Then, too, we must not forget that our Lord has somewhat personal to say. To his intense surprise Simon discovered that. I imagine that when he invited Christ to dinner, he was counting on some splendid talk. Had he not heard from the assembly officers that never man spake like this man? Simon was a man who loved good talk, and had an abhorrence of gossip at the dinner table, as every decent person ought to have. He would get this prophet to talk of the Old Testament—He was said to have strange views of the Old Testament. He would get Him to speak about the Coming One. He would urge Him to tell one of His beautiful stories. And then, suddenly, and in the deathlike silence, came what he was never looking for: “Simon, I have somewhat to say unto thee.” It was a word for him and him alone. It was intensely personal and individual. It reached his solitary, selfish heart. It probed his conscience and convicted him. And that is the abiding wonder of the Lord, that He speaks to each of us in such a way that there might be no one else in the wide world at all. He holds the answer to the vastest problems. He has a message for international relationships. But when we listen to Him He never leaves us brooding on international relationships. As He speaks to me, I come to realize that the problem of all problems is myself. “Simon, I have somewhat to say unto thee.”


June 4
The Night-and-Day Difference
Tell others of the night-and-day difference he made for you– from nothing to something, from rejected to accepted.” (1Pe_2:9-10, The Message).
Jesus doesn’t merely clean us up, dust us off, and patch up a few dings here and there — He performs a total overhaul. His grace transformation of our lives is not cosmetic — it’s cosmic!
“I once was blind but now I see.”
That’s the kind of testimony people have after Jesus gets hold of them. He takes us from nothing to something, from rejected to accepted. He calls us to a position way above our pay-grade and introduces us to the high calling of telling others of the night-and-day difference Jesus makes in our lives — and in theirs.
That’s how Simon Peter saw it as he looked at his own life; and that’s how anyone who follows Jesus today feels about themselves.

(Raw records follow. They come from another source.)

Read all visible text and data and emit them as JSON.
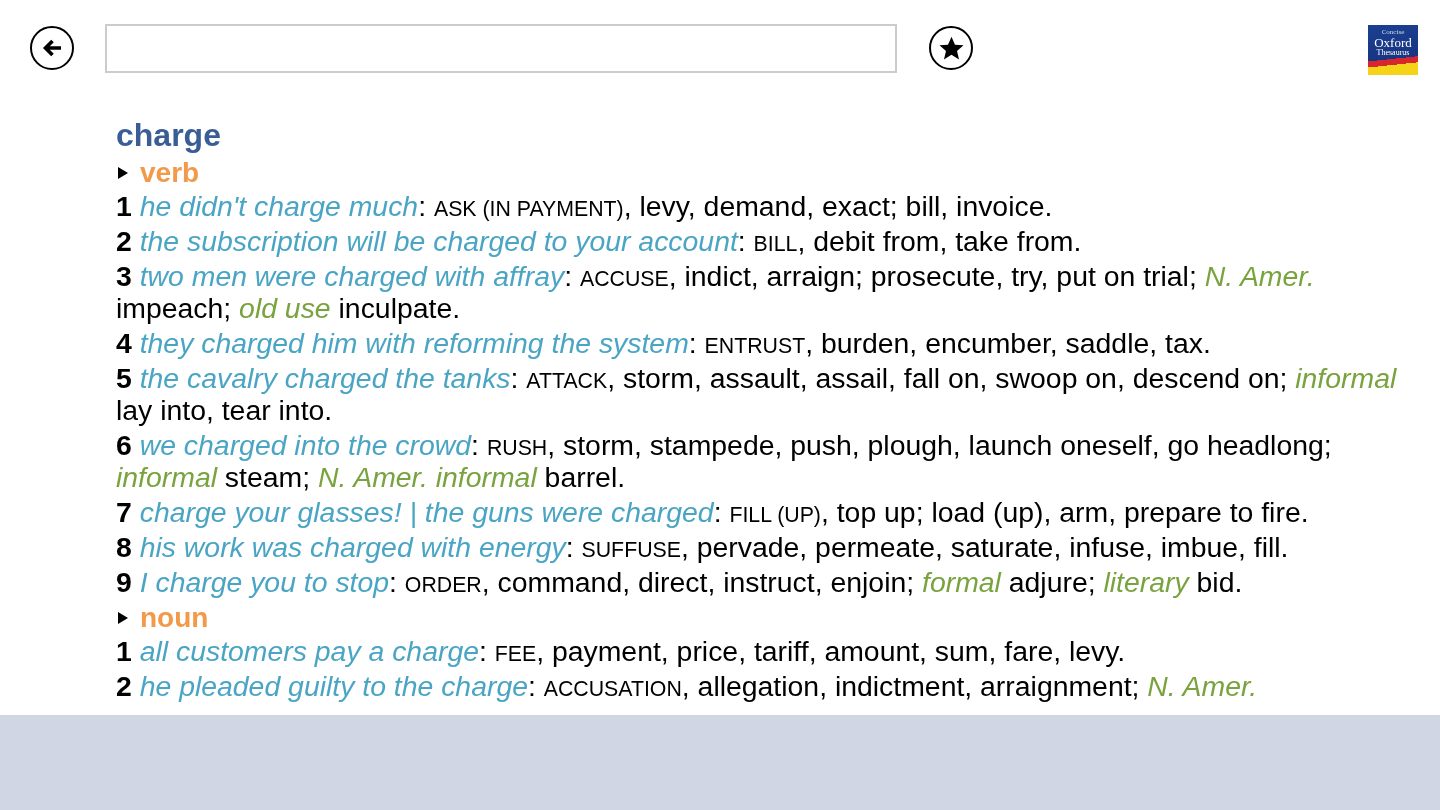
{
  "logo": {
    "lines": [
      "Concise",
      "Oxford",
      "Thesaurus"
    ]
  },
  "entry": {
    "headword": "charge",
    "sections": [
      {
        "part_of_speech": "verb",
        "senses": [
          {
            "number": "1",
            "segments": [
              {
                "kind": "example",
                "text": "he didn't charge much"
              },
              {
                "kind": "plain",
                "text": ": "
              },
              {
                "kind": "core",
                "text": "ASK (IN PAYMENT)"
              },
              {
                "kind": "plain",
                "text": ", levy, demand, exact; bill, invoice."
              }
            ]
          },
          {
            "number": "2",
            "segments": [
              {
                "kind": "example",
                "text": "the subscription will be charged to your account"
              },
              {
                "kind": "plain",
                "text": ": "
              },
              {
                "kind": "core",
                "text": "BILL"
              },
              {
                "kind": "plain",
                "text": ", debit from, take from."
              }
            ]
          },
          {
            "number": "3",
            "segments": [
              {
                "kind": "example",
                "text": "two men were charged with affray"
              },
              {
                "kind": "plain",
                "text": ": "
              },
              {
                "kind": "core",
                "text": "ACCUSE"
              },
              {
                "kind": "plain",
                "text": ", indict, arraign; prosecute, try, put on trial; "
              },
              {
                "kind": "label",
                "text": "N. Amer."
              },
              {
                "kind": "plain",
                "text": " impeach; "
              },
              {
                "kind": "label",
                "text": "old use"
              },
              {
                "kind": "plain",
                "text": " inculpate."
              }
            ]
          },
          {
            "number": "4",
            "segments": [
              {
                "kind": "example",
                "text": "they charged him with reforming the system"
              },
              {
                "kind": "plain",
                "text": ": "
              },
              {
                "kind": "core",
                "text": "ENTRUST"
              },
              {
                "kind": "plain",
                "text": ", burden, encumber, saddle, tax."
              }
            ]
          },
          {
            "number": "5",
            "segments": [
              {
                "kind": "example",
                "text": "the cavalry charged the tanks"
              },
              {
                "kind": "plain",
                "text": ": "
              },
              {
                "kind": "core",
                "text": "ATTACK"
              },
              {
                "kind": "plain",
                "text": ", storm, assault, assail, fall on, swoop on, descend on; "
              },
              {
                "kind": "label",
                "text": "informal"
              },
              {
                "kind": "plain",
                "text": " lay into, tear into."
              }
            ]
          },
          {
            "number": "6",
            "segments": [
              {
                "kind": "example",
                "text": "we charged into the crowd"
              },
              {
                "kind": "plain",
                "text": ": "
              },
              {
                "kind": "core",
                "text": "RUSH"
              },
              {
                "kind": "plain",
                "text": ", storm, stampede, push, plough, launch oneself, go headlong; "
              },
              {
                "kind": "label",
                "text": "informal"
              },
              {
                "kind": "plain",
                "text": " steam; "
              },
              {
                "kind": "label",
                "text": "N. Amer. informal"
              },
              {
                "kind": "plain",
                "text": " barrel."
              }
            ]
          },
          {
            "number": "7",
            "segments": [
              {
                "kind": "example",
                "text": "charge your glasses! | the guns were charged"
              },
              {
                "kind": "plain",
                "text": ": "
              },
              {
                "kind": "core",
                "text": "FILL (UP)"
              },
              {
                "kind": "plain",
                "text": ", top up; load (up), arm, prepare to fire."
              }
            ]
          },
          {
            "number": "8",
            "segments": [
              {
                "kind": "example",
                "text": "his work was charged with energy"
              },
              {
                "kind": "plain",
                "text": ": "
              },
              {
                "kind": "core",
                "text": "SUFFUSE"
              },
              {
                "kind": "plain",
                "text": ", pervade, permeate, saturate, infuse, imbue, fill."
              }
            ]
          },
          {
            "number": "9",
            "segments": [
              {
                "kind": "example",
                "text": "I charge you to stop"
              },
              {
                "kind": "plain",
                "text": ": "
              },
              {
                "kind": "core",
                "text": "ORDER"
              },
              {
                "kind": "plain",
                "text": ", command, direct, instruct, enjoin; "
              },
              {
                "kind": "label",
                "text": "formal"
              },
              {
                "kind": "plain",
                "text": " adjure; "
              },
              {
                "kind": "label",
                "text": "literary"
              },
              {
                "kind": "plain",
                "text": " bid."
              }
            ]
          }
        ]
      },
      {
        "part_of_speech": "noun",
        "senses": [
          {
            "number": "1",
            "segments": [
              {
                "kind": "example",
                "text": "all customers pay a charge"
              },
              {
                "kind": "plain",
                "text": ": "
              },
              {
                "kind": "core",
                "text": "FEE"
              },
              {
                "kind": "plain",
                "text": ", payment, price, tariff, amount, sum, fare, levy."
              }
            ]
          },
          {
            "number": "2",
            "segments": [
              {
                "kind": "example",
                "text": "he pleaded guilty to the charge"
              },
              {
                "kind": "plain",
                "text": ": "
              },
              {
                "kind": "core",
                "text": "ACCUSATION"
              },
              {
                "kind": "plain",
                "text": ", allegation, indictment, arraignment; "
              },
              {
                "kind": "label",
                "text": "N. Amer."
              }
            ]
          }
        ]
      }
    ]
  }
}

When I reflect back over the years in review of how the Lord brought me through the orphanage and then out of prison, and set me forth in the midst of the Great Congregation preaching the unsearchable riches of Christ — I am more than overwhelmed by His grace and mercy! And I can hardly wait to see what the next chapter holds.
That’s why I write the way I do — I know the Lord has something in mind for you that will drop your jaw to the floor. So, if you are ready for a change — call upon the name of Jesus. He, and He alone, will make “the night-and-day difference” in your whole world.
Perhaps the words of this old hymn may sum up the deepest longings of your heart today…
Out of my bondage, sorrow, and night,Thy freedom, gladness, and light,, I come to Thee;of my sickness into Thy health,of my want and into Thy wealth,of my sin and into Thyself,, I come to Thee.
Out of my shameful failure and loss,the glorious gain of Thy cross,, I come to Thee;of earth’s sorrows into Thy balm,of life’s storms and into Thy calm,of distress to jubilant psalm,, I come to Thee.
Out of unrest and arrogant pride,Thy blessed will to abide,, I come to Thee;of myself to dwell in Thy love,of despair into raptures above,for aye on wings like a dove,, I come to Thee.
Make that call, my friend — and watch what the Lord Jesus will do!